Start of Information supplied
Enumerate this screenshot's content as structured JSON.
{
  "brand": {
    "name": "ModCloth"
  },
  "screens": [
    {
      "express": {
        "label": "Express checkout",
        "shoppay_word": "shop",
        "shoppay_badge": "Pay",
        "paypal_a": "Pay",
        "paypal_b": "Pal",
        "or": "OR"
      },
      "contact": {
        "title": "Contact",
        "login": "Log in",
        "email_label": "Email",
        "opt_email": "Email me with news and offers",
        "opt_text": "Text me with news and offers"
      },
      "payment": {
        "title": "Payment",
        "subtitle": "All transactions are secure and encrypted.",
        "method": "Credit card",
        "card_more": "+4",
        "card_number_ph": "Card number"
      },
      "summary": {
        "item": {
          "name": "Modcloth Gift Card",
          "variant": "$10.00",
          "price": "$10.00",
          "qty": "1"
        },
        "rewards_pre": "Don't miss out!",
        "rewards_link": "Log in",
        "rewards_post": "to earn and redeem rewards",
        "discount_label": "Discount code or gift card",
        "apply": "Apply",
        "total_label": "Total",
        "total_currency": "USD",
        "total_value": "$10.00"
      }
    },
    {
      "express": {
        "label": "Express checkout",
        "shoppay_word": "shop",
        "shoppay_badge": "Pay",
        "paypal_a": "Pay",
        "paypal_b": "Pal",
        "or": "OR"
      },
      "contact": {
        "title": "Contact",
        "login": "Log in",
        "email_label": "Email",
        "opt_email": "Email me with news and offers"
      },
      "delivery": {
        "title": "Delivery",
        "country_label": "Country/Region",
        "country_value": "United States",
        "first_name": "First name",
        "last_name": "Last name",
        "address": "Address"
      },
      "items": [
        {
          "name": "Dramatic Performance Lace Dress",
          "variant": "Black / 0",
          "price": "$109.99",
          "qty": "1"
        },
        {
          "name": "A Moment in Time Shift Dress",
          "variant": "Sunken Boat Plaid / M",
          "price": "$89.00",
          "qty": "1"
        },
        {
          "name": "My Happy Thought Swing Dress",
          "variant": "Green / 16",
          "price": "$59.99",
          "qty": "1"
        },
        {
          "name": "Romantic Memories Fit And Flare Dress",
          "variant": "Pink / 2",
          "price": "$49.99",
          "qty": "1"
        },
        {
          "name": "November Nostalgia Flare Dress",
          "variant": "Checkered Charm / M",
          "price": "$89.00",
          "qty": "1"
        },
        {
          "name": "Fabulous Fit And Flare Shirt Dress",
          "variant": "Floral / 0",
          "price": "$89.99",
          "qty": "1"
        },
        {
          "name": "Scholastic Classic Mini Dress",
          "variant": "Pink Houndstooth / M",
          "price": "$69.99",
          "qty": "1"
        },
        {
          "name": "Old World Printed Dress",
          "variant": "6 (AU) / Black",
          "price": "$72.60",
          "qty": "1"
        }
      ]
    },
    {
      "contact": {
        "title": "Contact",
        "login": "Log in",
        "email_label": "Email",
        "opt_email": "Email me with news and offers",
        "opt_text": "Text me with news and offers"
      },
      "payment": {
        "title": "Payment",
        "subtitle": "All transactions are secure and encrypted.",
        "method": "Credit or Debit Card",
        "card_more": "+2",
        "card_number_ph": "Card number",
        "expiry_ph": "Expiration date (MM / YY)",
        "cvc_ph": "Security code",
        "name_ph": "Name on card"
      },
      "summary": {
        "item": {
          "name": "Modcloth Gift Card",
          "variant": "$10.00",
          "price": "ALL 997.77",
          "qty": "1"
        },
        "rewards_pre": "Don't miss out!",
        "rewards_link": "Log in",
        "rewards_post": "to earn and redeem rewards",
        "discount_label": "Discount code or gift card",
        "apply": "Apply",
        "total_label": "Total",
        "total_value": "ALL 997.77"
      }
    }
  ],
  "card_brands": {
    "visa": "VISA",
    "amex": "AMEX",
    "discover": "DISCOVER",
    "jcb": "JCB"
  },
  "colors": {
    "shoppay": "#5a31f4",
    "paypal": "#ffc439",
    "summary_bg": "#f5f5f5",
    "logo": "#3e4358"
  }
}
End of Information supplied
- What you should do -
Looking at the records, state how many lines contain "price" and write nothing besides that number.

- Solution to this task -
10